Royal Star is deciduous and hardy in USDA zones 5-9.

Cherry-laurels

Cherry-laurels are extremely popular privacy hedges because they are fast-growing and evergreen. They have the added benefit of having beautiful flowers in spring as well. English (Prunus laurocerasus), Schip (Prunus laurocerasus ‘Schipkaensis’), and Portuguese (Prunus lusitanica) cherry-laurels bloom in April-May. White flower spikes are followed by beautiful black fruits that are bird-friendly but toxic to humans and other animals. If desired, fruit set can easily be prevented by stripping the flowers from the plants in spring.

Cherry-laurels are broadleaf evergreens and grow in USDA zones 6-9.

Teton Firethorn

Masses of white flowers adorn these firethorn hedges in May-June. They are followed by abundant, bright-orange berries that persist from fall through late winter. The berries are bird-friendly, but the plants are a deterrent for deer and prowlers as the branches have many sharp thorns. Great for planting under windows or in areas where a hedge is desired for privacy or security. Flowers and berries are also wonderful in floral arrangements.

Teton Firethorn is evergreen and hardy in USDA zones 6-9.

Hedges with Unique Foliage

Of course, hedges don’t have to flower to be unique and colorful. There are some other great options to add interest without flowers.

Purple Beech

With stunning, dark foliage, Purple or Copper Beech is a real showstopper! It is easy to create a dramatic landscape when using the dark and luxurious purple leaves of this beech type. Spring growth is brilliant red, darkening to a rich purple through the summer.

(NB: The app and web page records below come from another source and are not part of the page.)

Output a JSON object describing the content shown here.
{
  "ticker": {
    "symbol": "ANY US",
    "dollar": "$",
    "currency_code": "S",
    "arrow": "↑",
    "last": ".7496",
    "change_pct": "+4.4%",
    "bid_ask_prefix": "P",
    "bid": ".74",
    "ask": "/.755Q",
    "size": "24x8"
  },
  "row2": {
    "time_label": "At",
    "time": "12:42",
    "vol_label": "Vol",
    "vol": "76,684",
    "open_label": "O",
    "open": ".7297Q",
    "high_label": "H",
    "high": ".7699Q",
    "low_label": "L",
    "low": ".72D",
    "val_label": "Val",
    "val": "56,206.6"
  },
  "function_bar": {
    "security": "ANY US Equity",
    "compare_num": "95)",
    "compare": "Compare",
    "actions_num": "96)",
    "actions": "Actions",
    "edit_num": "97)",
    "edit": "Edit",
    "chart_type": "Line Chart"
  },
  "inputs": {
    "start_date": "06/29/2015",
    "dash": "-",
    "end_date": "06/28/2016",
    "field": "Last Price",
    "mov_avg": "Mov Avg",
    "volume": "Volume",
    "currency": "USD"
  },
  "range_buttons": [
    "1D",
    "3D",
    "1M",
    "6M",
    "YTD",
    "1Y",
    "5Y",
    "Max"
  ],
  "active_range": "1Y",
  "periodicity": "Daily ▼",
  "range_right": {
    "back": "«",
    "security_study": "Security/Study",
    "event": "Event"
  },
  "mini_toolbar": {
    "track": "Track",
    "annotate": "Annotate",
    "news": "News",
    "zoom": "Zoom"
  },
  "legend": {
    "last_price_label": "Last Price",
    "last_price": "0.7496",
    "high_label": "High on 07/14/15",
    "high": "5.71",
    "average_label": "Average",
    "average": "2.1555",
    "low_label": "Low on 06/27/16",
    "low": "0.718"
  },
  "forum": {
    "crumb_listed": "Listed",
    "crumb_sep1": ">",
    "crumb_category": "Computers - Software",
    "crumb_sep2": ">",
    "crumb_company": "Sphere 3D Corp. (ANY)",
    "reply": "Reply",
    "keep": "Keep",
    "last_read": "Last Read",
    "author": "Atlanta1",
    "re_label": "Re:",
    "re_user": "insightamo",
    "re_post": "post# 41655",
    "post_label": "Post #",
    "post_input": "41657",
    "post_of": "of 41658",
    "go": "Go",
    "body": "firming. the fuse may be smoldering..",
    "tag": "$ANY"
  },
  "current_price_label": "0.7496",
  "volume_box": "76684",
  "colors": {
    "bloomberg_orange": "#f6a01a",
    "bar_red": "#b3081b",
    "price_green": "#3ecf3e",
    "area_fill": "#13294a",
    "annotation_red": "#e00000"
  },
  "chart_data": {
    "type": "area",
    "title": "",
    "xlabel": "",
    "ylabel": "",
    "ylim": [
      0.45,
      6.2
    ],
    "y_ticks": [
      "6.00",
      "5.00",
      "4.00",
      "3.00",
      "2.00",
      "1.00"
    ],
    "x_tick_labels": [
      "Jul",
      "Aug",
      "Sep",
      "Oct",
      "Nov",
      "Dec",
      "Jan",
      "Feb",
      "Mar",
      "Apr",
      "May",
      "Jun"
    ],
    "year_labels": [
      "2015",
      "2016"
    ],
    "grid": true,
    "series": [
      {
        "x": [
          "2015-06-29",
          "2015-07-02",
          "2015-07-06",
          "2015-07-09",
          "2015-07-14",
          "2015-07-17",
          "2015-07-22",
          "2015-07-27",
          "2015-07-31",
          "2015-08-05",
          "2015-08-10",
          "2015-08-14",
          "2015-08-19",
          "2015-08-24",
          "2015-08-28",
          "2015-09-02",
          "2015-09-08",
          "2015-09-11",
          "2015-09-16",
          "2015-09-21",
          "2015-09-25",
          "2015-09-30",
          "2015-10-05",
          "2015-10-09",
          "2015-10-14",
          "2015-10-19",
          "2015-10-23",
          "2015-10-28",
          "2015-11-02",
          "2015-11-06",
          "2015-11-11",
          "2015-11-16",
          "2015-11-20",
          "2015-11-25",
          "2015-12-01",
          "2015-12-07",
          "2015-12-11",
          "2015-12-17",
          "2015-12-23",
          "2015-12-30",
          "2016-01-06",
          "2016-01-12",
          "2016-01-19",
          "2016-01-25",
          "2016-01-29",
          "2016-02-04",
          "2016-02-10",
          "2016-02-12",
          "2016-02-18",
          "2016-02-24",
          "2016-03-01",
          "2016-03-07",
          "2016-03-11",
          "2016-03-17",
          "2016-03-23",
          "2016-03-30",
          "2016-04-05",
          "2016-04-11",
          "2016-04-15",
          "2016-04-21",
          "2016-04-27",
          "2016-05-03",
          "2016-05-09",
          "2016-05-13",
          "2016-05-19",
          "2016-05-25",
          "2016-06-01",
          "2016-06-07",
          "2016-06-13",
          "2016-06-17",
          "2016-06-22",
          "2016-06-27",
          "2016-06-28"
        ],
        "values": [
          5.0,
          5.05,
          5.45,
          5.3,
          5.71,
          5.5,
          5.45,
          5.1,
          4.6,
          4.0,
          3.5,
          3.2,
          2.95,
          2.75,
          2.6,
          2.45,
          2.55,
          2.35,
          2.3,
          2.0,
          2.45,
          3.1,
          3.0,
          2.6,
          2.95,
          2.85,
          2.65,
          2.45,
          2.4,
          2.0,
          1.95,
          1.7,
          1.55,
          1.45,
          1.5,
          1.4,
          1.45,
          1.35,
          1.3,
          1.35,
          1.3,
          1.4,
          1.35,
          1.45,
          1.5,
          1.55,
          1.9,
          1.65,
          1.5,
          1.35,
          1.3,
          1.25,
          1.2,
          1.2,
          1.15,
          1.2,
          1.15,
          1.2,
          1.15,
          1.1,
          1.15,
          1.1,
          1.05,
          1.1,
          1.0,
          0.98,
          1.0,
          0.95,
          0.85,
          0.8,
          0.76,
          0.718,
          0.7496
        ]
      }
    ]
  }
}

Purple Beech is deciduous and is hardy in USDA zones 5-8.

Bald Cypress

Bald Cypress (Taxodium distichum) is an unusual conifer for several reasons. First, it is a deciduous conifer, which can seem like an oxymoron as most people tend to think of the words “conifer” and “evergreen” as being synonymous. There are actually several species of conifers that lose their needles in the winter, and Taxodium is one of them. The great thing about this is the seasonal color change. Springtime brings fresh, brilliant greens, followed by lush greens throughout the summer. Finally, the show really starts in fall as the copper/orange hues take over before the foliage drops for winter. The second thing that distinguishes Taxodium from typical conifers is its wonderful tolerance of wet conditions. Most plants suffer if planted in areas with consistent standing water, but not so with the Bald Cypress. It is native to the swamps and bayous of Louisiana, and does not suffer in the slightest in soggy areas.

Bald Cypress is deciduous and hardy in USDA zones 5-10.